Another service call by Sears is an option. It'd be $75 for someone to diagnose and estimate the repairs. The parts cost, I am told, would be the same. The labor is a flat $140 per repair , which is probably a deal for a repair of this level and the value of my scant freetime. But, fixing the tub still doesn't explain the god-awful screeching that preceded the failure, nor how the tub got busted in the first place. Plus, the washer is approximately 5 years old from what I can tell, and it has mixed reviews online. In other words, we could sink $300 into this washer - one third to one half the replacement cost - but we'd be waiting for the other shoe to drop.

Without doing deep research, replacing the washer appears to be $700-1000. We could do some research (I'm thinking' Consumer Reports on this one) to find one that gets good reviews and is a touch more efficient. The key thing would be having something with a warranty. Maybe I can find a service manual from the get-go. It's no small amount of money, but in this case might be the right choice. Presumably we could have it delivered and the old one taken away.

Based on what I can tell of this surprisingly sophisticated machine, this failure seems analogous to a cracked cylinder head gasket in a 85,000-mile car. Sure, you could repair and get another few years out of it. Certainly it would be cheaper to fix it than it is to replace it. A part of me is leery of just junking a machine that is 85% fine (at least, I think it's not a breath away from total failure). A part of me wants it both ways: out in some money to repair it, sell it off as-is and maybe break even, then go ahead and get a new one.

Any thoughts or experience from the audience?


Art said...

For my part, I would be a bit leery of a washer that has a major failure after only 5 years. Our washer/ dryer set is probably 15 years old at this point. Yet, as you say, washers are fairly simple machines and parts are easy to put in. I think I would put the funds into a fix at least once --and have the tech find the cause of the screech while there, it could be as simple as a wet drive belt. Then if something else goes wrong, it definitely would be time for a replacement.

Brian said...
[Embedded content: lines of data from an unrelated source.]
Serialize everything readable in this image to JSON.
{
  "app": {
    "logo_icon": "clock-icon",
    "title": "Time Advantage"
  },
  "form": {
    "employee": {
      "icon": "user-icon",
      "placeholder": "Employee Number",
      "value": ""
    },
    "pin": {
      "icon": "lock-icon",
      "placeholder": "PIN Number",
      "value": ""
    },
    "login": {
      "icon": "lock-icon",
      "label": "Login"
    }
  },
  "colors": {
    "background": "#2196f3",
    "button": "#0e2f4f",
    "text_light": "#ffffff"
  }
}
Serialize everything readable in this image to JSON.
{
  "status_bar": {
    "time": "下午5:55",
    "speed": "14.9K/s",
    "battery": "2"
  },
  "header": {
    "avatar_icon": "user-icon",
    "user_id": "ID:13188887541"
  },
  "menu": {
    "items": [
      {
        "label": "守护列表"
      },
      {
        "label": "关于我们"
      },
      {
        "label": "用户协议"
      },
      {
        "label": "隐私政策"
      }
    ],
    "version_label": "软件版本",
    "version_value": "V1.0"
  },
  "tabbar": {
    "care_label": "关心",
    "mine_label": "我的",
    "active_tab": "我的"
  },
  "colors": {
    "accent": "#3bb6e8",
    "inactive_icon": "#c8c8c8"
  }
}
Replace the parts, sell it off for the cost of the replacement or maybe a little more, then get a new one. preferably as an anniversary or birthday present. Nothing says love like "I'll never make you go to the laundromat again".

On the other hand, the laundromat in West Leb, across from the Chili's, does present interesting possibilities for Date Night.
Good luck with it.

Katie said...

There's always the option of seeking out a floor model from one of the big box stores. We got our floor model Samsung 328 washer marked down more than 50% that way. I think it was ~600, including the pedestal.